Then a strange thing happened. It was as if the fear of God entered into the elders of the city. The rose up and said, "Do not bring the captives in here, for whereas we have offended against the Lord already, ye intend to add more to our sins and to our trespass: for our trespass is great."
So the armed men left the captives and the spoil before the princes and all the congregation.
Imagine our surprise, then, when the captives came walking back home--fed, clothed, and even mounted on donkeys if they were feeble! Imagine the jubilation and astonishment that spread from house to house.
My son and I rejoiced to see our people set free, and our faith was strengthened in the power of God to do the impossible.
I think the last straw was when my husband shut the doors of the house of the Lord. Did he resent my devotion? Did he jealously regard my wholehearted love to God, a love that my husband knew he would never share? Perhaps it wasn't personal and was merely another in his endless litany of atrocities, but it certainly affected me personally--and every true worshiper in Jerusalem.
So maybe that's why when my son Hezekiah became king, he made it his first act of business. He didn't waste any time. On the first day of the first month of his reign, he opened the doors of the house of the Lord, and repaired them.
Ah, what joy! He turned completely away from the ways of his father and reversed all his work. He walked in God's ways, kept the feasts, and trusted in the Lord to deliver him from his enemies. God blessed him and rewarded him and spoke very highly of him.
So you see--my marriage, my grief, my pain all had a purpose.
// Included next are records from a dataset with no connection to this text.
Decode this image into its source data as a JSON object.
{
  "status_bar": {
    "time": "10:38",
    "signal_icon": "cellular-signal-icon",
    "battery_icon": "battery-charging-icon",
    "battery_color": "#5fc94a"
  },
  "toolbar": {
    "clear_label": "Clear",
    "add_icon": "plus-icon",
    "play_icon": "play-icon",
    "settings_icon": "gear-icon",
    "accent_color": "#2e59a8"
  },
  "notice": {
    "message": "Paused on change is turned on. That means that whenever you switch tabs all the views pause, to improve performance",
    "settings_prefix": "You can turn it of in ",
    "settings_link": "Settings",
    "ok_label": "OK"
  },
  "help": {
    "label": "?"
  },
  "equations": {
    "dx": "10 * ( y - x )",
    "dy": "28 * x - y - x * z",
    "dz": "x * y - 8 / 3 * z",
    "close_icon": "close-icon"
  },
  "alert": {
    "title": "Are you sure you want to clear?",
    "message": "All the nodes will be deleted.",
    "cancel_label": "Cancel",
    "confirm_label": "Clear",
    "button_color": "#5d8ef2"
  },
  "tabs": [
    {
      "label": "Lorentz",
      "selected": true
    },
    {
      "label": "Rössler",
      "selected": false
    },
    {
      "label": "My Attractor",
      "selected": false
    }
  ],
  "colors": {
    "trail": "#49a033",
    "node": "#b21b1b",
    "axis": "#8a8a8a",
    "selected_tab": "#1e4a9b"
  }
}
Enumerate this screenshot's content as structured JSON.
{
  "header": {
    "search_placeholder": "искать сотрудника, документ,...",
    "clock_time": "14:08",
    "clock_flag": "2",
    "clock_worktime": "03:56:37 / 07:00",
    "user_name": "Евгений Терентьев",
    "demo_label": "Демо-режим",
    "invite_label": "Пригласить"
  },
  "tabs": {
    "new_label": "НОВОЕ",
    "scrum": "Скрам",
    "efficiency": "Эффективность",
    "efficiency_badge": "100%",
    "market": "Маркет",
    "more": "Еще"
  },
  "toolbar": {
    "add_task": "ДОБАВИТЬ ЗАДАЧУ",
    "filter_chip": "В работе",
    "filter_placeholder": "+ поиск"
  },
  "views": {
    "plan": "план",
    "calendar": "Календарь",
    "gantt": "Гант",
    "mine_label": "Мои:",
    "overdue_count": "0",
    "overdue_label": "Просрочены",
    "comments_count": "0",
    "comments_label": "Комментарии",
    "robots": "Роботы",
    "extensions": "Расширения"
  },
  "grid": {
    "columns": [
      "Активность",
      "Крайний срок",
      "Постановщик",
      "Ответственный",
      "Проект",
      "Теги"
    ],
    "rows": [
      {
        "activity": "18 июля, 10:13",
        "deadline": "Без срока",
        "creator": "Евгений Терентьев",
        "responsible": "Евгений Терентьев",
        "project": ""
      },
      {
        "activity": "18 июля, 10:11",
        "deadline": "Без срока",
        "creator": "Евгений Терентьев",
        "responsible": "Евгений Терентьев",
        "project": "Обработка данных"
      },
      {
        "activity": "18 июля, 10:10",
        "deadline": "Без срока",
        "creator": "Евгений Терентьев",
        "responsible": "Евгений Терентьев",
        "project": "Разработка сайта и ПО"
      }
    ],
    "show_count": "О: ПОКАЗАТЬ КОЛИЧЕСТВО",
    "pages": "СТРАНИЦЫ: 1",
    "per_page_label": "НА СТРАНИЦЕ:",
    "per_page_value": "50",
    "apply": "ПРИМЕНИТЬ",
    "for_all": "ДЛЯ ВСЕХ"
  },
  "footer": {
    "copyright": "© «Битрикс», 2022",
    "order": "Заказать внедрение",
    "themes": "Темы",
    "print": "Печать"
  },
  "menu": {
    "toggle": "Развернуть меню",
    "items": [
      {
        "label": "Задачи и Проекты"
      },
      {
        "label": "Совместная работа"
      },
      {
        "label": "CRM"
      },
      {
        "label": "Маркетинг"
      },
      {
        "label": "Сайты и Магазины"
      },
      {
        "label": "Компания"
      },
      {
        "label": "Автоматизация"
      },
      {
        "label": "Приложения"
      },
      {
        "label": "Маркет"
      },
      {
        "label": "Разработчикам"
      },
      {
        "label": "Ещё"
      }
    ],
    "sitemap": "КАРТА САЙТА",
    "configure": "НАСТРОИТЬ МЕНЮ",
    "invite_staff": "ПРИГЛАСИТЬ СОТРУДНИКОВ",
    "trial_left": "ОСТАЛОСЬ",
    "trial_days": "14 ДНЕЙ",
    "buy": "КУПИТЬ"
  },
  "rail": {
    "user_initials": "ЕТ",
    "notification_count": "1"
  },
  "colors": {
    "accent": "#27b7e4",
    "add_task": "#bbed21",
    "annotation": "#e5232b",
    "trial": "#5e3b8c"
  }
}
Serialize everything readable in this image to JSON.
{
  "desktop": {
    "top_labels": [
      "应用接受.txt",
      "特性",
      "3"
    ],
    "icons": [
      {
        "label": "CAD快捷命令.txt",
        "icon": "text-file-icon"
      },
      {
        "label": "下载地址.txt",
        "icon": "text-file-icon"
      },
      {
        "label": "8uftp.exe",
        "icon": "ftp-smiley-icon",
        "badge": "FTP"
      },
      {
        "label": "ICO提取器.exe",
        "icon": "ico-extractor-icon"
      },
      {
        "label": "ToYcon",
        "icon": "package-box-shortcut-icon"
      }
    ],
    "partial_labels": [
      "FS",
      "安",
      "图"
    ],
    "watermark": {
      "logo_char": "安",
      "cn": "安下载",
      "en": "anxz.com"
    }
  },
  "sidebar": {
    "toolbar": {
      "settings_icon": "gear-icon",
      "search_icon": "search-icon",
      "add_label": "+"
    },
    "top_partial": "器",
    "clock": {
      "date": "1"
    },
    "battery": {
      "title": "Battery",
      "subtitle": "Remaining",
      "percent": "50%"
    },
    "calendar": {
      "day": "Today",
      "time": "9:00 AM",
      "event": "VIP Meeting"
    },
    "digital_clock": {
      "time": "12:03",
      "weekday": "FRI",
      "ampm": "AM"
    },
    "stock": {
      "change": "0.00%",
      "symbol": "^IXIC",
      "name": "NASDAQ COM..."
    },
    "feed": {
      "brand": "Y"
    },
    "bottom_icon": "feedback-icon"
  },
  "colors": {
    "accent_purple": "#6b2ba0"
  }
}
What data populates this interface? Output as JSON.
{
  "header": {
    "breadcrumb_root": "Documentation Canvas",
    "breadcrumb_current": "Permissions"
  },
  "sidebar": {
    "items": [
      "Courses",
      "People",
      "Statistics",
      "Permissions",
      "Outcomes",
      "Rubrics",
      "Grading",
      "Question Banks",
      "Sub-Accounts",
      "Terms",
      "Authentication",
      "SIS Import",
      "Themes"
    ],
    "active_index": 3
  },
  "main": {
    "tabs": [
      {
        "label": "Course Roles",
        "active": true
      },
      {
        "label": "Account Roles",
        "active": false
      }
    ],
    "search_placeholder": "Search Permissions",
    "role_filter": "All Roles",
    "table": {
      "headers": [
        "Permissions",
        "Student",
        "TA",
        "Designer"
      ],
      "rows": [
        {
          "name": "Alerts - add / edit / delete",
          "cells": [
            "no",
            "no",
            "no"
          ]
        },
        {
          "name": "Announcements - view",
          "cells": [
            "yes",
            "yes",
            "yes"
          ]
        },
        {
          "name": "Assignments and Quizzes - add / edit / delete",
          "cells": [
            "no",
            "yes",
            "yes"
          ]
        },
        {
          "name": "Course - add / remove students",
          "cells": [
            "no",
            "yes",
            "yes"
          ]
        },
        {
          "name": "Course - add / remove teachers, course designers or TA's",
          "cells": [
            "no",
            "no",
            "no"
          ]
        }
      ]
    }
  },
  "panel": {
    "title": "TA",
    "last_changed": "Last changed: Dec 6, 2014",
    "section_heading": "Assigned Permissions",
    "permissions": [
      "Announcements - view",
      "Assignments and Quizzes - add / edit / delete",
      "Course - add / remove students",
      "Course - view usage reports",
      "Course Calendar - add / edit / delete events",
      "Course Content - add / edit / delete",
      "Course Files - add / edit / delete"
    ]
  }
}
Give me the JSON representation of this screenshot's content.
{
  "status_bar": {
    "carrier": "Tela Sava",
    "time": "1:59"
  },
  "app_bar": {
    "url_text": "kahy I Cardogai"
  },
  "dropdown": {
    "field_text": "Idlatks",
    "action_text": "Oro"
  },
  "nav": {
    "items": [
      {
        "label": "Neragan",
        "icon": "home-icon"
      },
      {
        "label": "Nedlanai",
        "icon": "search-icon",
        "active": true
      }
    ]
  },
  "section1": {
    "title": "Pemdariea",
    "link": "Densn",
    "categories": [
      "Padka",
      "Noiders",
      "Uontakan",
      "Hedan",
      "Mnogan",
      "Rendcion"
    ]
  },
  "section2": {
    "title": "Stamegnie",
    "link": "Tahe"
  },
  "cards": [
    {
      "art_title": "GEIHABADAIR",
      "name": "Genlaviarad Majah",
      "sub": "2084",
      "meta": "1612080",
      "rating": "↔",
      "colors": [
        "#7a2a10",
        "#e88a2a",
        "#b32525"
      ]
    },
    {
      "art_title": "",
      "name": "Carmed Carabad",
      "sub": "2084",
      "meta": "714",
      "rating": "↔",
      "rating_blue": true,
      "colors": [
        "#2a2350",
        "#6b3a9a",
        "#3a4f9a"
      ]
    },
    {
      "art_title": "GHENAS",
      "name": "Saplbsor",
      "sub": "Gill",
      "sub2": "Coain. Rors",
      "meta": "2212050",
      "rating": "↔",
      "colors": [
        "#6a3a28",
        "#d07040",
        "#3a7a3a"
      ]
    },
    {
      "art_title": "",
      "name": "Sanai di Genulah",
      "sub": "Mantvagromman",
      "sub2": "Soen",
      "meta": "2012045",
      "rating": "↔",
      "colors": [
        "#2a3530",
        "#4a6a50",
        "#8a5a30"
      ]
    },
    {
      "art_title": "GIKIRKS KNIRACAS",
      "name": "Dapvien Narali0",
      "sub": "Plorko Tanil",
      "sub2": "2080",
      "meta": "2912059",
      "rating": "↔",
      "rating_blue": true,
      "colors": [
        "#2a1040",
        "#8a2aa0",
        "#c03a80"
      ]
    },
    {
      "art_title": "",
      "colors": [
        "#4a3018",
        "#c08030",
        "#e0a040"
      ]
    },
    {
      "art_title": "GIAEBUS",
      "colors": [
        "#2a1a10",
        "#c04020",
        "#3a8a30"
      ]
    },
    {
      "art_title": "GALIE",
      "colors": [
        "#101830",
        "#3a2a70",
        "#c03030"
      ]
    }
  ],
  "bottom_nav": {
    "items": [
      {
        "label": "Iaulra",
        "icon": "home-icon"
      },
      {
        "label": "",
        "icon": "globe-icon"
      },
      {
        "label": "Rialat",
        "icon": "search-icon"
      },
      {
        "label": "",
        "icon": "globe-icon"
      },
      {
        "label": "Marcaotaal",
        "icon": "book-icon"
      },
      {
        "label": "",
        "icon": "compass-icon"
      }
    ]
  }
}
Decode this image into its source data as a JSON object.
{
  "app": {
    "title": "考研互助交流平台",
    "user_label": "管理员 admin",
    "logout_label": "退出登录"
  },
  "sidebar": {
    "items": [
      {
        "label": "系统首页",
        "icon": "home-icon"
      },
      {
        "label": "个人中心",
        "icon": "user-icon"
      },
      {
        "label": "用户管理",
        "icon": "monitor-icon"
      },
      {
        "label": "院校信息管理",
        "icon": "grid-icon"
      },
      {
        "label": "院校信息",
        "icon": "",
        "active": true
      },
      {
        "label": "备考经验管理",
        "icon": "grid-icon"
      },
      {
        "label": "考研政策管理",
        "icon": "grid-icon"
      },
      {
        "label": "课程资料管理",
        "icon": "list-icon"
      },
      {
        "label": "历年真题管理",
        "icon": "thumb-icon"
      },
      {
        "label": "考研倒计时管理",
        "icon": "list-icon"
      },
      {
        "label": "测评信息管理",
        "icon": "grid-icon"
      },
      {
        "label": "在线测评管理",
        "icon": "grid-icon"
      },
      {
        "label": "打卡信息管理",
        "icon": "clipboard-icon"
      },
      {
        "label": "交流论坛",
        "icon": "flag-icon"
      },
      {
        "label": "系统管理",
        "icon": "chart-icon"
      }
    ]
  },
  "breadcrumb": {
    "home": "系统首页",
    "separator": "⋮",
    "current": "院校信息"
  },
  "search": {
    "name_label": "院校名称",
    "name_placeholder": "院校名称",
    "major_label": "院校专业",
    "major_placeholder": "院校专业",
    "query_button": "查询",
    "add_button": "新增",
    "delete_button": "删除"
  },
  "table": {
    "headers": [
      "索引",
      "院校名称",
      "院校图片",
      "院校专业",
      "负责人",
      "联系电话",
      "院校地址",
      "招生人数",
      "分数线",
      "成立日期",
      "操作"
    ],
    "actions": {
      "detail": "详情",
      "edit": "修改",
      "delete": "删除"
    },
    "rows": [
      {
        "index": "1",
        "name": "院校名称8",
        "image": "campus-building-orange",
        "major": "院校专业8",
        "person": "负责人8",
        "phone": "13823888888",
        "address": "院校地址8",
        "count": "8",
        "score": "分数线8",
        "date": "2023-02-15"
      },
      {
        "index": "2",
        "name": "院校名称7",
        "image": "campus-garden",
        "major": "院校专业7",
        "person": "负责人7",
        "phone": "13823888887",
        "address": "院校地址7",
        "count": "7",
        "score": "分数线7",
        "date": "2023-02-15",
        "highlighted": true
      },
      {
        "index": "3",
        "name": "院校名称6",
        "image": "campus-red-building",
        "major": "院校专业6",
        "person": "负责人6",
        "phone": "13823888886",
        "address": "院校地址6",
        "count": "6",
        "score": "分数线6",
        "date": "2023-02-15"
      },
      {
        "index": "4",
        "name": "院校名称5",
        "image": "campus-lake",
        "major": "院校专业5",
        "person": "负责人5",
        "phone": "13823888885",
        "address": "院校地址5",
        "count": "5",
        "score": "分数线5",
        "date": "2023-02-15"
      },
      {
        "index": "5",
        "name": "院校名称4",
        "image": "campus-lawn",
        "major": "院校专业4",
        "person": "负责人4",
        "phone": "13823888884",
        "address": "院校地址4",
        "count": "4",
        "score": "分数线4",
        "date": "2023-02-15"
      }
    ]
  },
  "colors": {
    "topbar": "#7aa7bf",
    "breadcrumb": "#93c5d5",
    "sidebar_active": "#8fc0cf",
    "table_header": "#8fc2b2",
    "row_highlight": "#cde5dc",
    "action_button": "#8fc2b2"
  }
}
I don't look at my suffering and say "why"; I look at the privilege of being allowed to participate in building a man of God whom all of history remembers.
Me? I'm only remembered by, "And his mother's name was Abi, the daughter of Zechariah." But I think that says it all.
Inspired by 1 Kings 16:1-20, 18:1-8, 2 Chronicles 26:5, 28:1-27, and 29:1-3.